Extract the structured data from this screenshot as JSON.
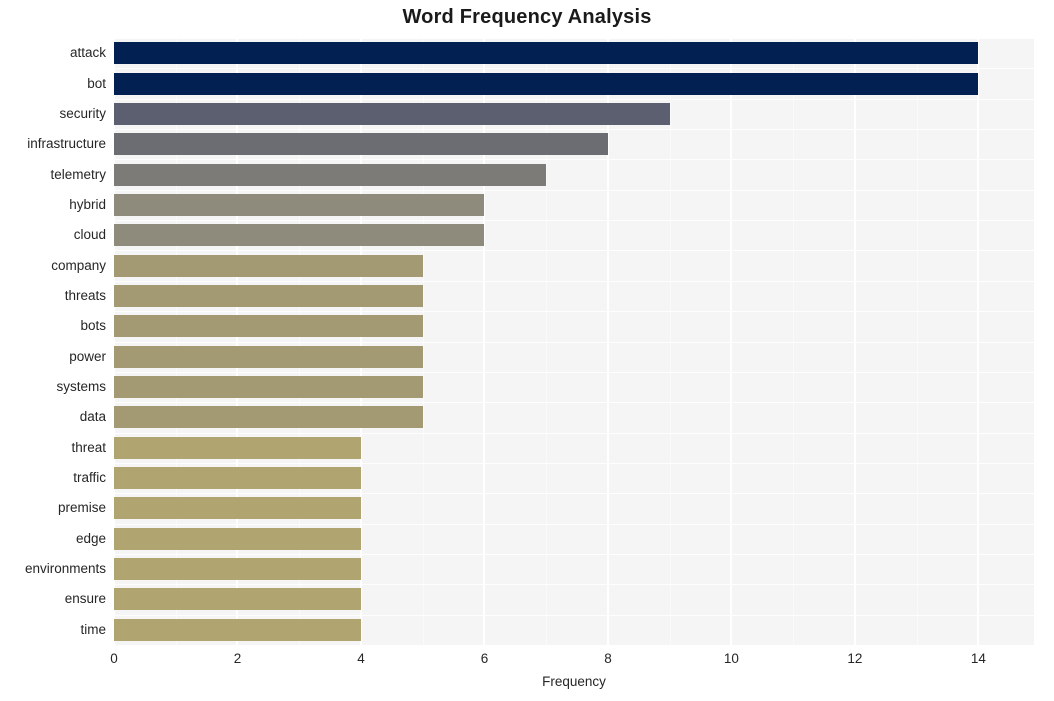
{
  "chart_data": {
    "type": "bar",
    "orientation": "horizontal",
    "title": "Word Frequency Analysis",
    "xlabel": "Frequency",
    "ylabel": "",
    "xlim": [
      0,
      14.9
    ],
    "xticks": [
      0,
      2,
      4,
      6,
      8,
      10,
      12,
      14
    ],
    "xtick_labels": [
      "0",
      "2",
      "4",
      "6",
      "8",
      "10",
      "12",
      "14"
    ],
    "grid": true,
    "grid_axis": "x",
    "legend": "none",
    "plot_background": "#f5f5f5",
    "figure_background": "#ffffff",
    "categories": [
      "attack",
      "bot",
      "security",
      "infrastructure",
      "telemetry",
      "hybrid",
      "cloud",
      "company",
      "threats",
      "bots",
      "power",
      "systems",
      "data",
      "threat",
      "traffic",
      "premise",
      "edge",
      "environments",
      "ensure",
      "time"
    ],
    "values": [
      14,
      14,
      9,
      8,
      7,
      6,
      6,
      5,
      5,
      5,
      5,
      5,
      5,
      4,
      4,
      4,
      4,
      4,
      4,
      4
    ],
    "bar_colors": [
      "#022051",
      "#022051",
      "#5b5f70",
      "#6c6d73",
      "#7c7b77",
      "#8e8a7c",
      "#8e8a7c",
      "#a39a74",
      "#a39a74",
      "#a39a74",
      "#a39a74",
      "#a39a74",
      "#a39a74",
      "#b0a470",
      "#b0a470",
      "#b0a470",
      "#b0a470",
      "#b0a470",
      "#b0a470",
      "#b0a470"
    ]
  }
}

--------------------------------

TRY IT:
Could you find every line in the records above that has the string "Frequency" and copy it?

COMPLETED EXERCISE:
    "title": "Word Frequency Analysis",
    "xlabel": "Frequency",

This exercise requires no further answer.